I was excited, as were many others, for the release of L.A. Noire. That’s because, it’s the first game to try a hand at merging cinema and video gaming as storytelling mediums.
Boasting a cast of high-profile actors such as Aaron Staton (Mad Men) and John Noble (FRINGE, Lord of the Rings), and influences from movies as new as “L.A. Confidential” and as old as “Naked City”, L.A. Noire is structured like an episodic television show and plays like an interactive film.
With the newly-developed MotionScan facial scanning technology, the game manages to capture the performance of an actor accurately, preserving each and every facial movement, big or small, to capture the emotional essence in the story. That wasn’t possible before in a video game, but is now possible.
L.A. Noire is also much better than I had expected. It is a game of remembrance, a work of art, and lastly, the apogee of the interactive narrative.
It is the one game that many (Metal Gear Solid creator Hideo Kojima included) believe will bridge cinema and video games.
In March, it became the first video game to be part of a film festival’s lineup, after being featured in the Tribeca Film Festival 2011.
Aptly set in the 1940s, it remembers an idiosyncratic era of glamour and grit that spawned some of the greatest narrative films of all time. This era saw the release of some of the greatest noir films, as Hollywood, as well as crime, thrived in the post-war city of Los Angeles.
Based upon detective noir films of the 1940s, L.A. Noire is modern film noir, done right.
Noir, the French word for ‘black’, was used to describe films that make heavy use of stylised lighting. Shot in Black and White, and espousing certain dark themes such as sexual exploitation and crime, this effect became signature to that era.
A very essential part of cinema is sound.

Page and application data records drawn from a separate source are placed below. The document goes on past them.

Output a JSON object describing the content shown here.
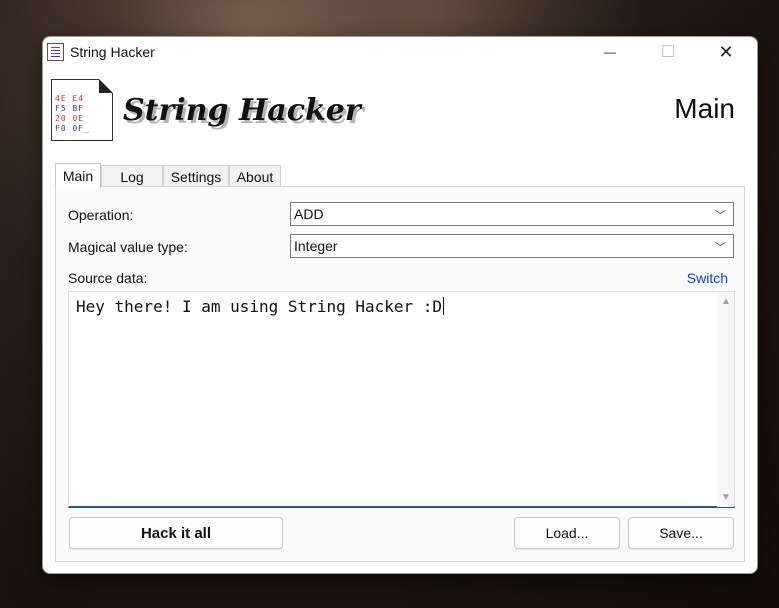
{
  "window": {
    "title": "String Hacker",
    "controls": {
      "minimize": "—",
      "maximize": "☐",
      "close": "✕"
    }
  },
  "header": {
    "logo_text": "String Hacker",
    "logo_hex_lines": [
      "4E E4",
      "F5 BF",
      "20 0E",
      "F0 0F_"
    ],
    "page_title": "Main"
  },
  "tabs": [
    {
      "label": "Main",
      "active": true
    },
    {
      "label": "Log",
      "active": false
    },
    {
      "label": "Settings",
      "active": false
    },
    {
      "label": "About",
      "active": false
    }
  ],
  "form": {
    "operation_label": "Operation:",
    "operation_value": "ADD",
    "value_type_label": "Magical value type:",
    "value_type_value": "Integer",
    "source_label": "Source data:",
    "switch_label": "Switch",
    "source_text": "Hey there! I am using String Hacker :D"
  },
  "buttons": {
    "hack": "Hack it all",
    "load": "Load...",
    "save": "Save..."
  },
  "colors": {
    "accent_blue": "#1e5a9e",
    "link": "#0645d6"
  }
}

L.A. Noire’s soundtrack boasts period-accurate Jazz sounds that rouses suspense and carries a certain elegance.
But film noir isn’t the only thing L.A. Noire seeks to remember.
L.A. Noire is a video game masterpiece that saw the collaboration between Rockstar Games and Team Bondi of Sydney, Australia, two highly successful entities of talents that have, in the past, contributed in the release of some of the best open-world and narrative video games ever released, such as the Grand Theft Auto series, the Max Payne series, the Midnight Club series, last year’s Red Dead Redemption, and The Getaway series.

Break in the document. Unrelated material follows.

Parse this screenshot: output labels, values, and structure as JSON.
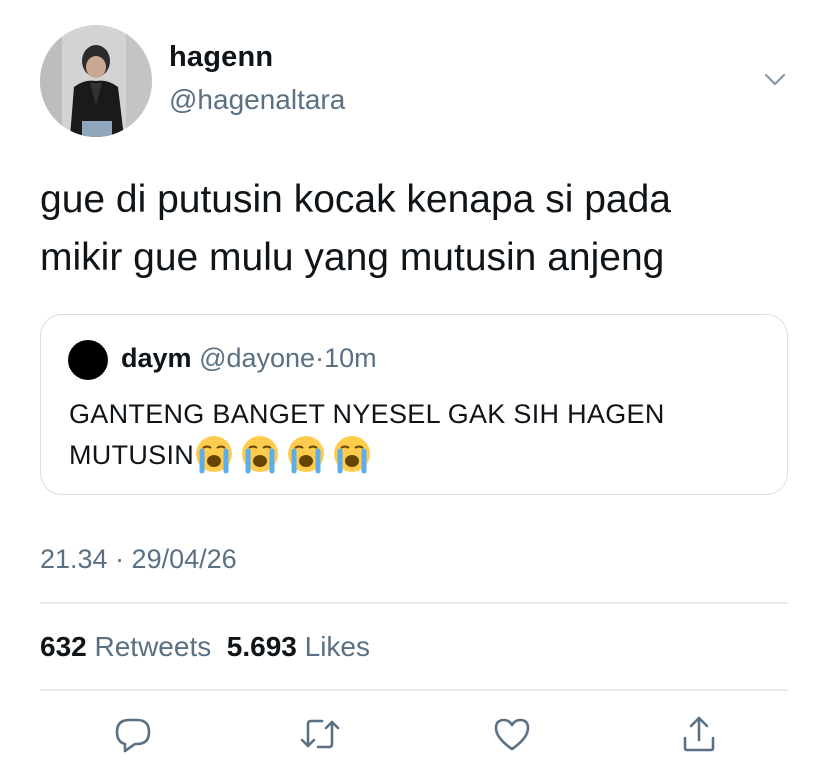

That is not all that L.A. Noire is, however.
L.A. Noire is also the result of the immensely talented cast that lent their likeness and soul to the game’s narrative, the meticulous artists that put together every inch of that ginormous city of 1940s Los Angeles, and the cinematic influences behind it which include “Mad Men”, “L.A. Confidential” and “Chinatown”, classic film noir such as “Naked City” and “Detour”, as well as crime novels of the past.

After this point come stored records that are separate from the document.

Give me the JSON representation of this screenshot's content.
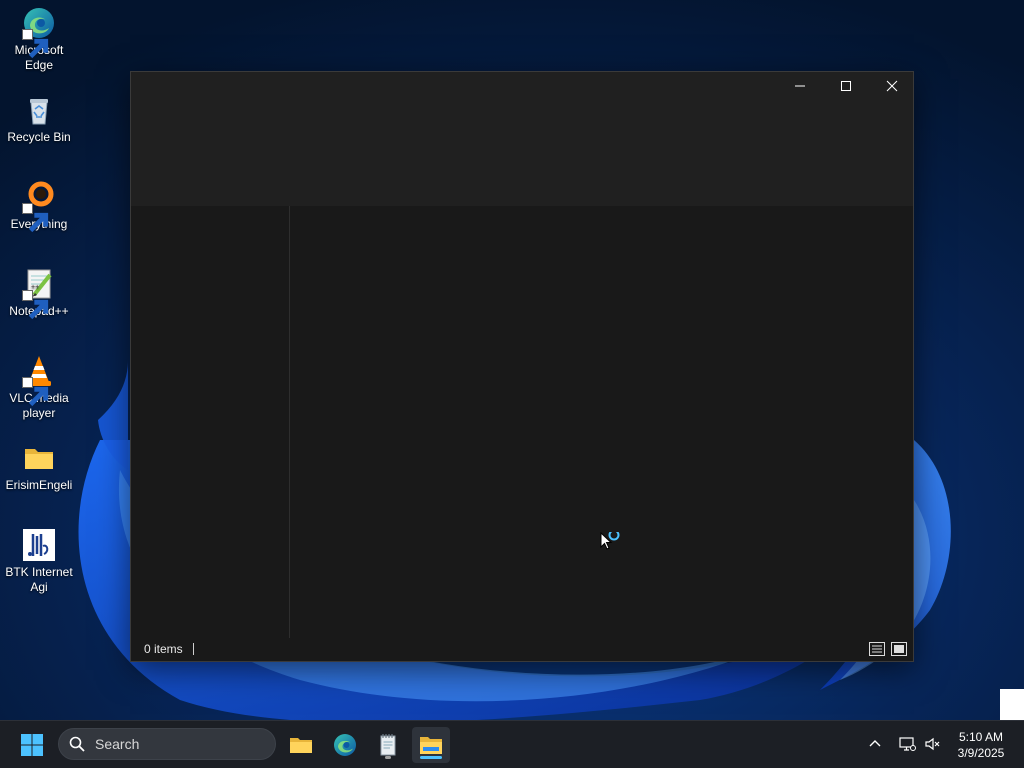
{
  "desktop": {
    "icons": [
      {
        "label": "Microsoft Edge",
        "icon": "edge-icon"
      },
      {
        "label": "Recycle Bin",
        "icon": "recycle-bin-icon"
      },
      {
        "label": "Everything",
        "icon": "everything-icon"
      },
      {
        "label": "Notepad++",
        "icon": "notepad-plus-plus-icon"
      },
      {
        "label": "VLC media player",
        "icon": "vlc-icon"
      },
      {
        "label": "ErisimEngeli",
        "icon": "folder-icon"
      },
      {
        "label": "BTK Internet Agi",
        "icon": "btk-icon"
      }
    ]
  },
  "explorer": {
    "status_count": "0 items",
    "caption_buttons": [
      "minimize",
      "maximize",
      "close"
    ],
    "view_buttons": [
      "details-view",
      "large-icons-view"
    ]
  },
  "taskbar": {
    "search_placeholder": "Search",
    "pinned": [
      {
        "name": "file-explorer",
        "icon": "folder-icon"
      },
      {
        "name": "edge",
        "icon": "edge-icon"
      },
      {
        "name": "notepad",
        "icon": "notepad-icon"
      },
      {
        "name": "file-explorer-active",
        "icon": "explorer-icon"
      }
    ],
    "tray": {
      "time": "5:10 AM",
      "date": "3/9/2025"
    }
  },
  "colors": {
    "accent": "#4cc2ff",
    "window_bg": "#191919",
    "title_bg": "#202020",
    "taskbar_bg": "#1c1f25"
  }
}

Au contraire, L.A. Noire is not Grand Theft Auto. While it might be an open-world game, it is not a sandbox game. It is very much like an episodic television series that is strung together in a semi-linear fashion, with a cast of stars, recurring characters, and one-off bit-players much like a season of Mad Men or The Mentalist.
With all of that in mind, one must remember that L.A. Noire is neither a CGI television show, nor ‘Grand Theft Auto where you play as a cop’. It seeks to espouse both film and video game elements in order to weave together a masterpiece of what will be a new age of the narrative story: the interactive narrative.
L.A. Noire is out now for the Xbox 360 and PlayStation 3 worldwide. It is rated M for Mature by the ESRB. Order your copy of L.A. Noire from Amazon today.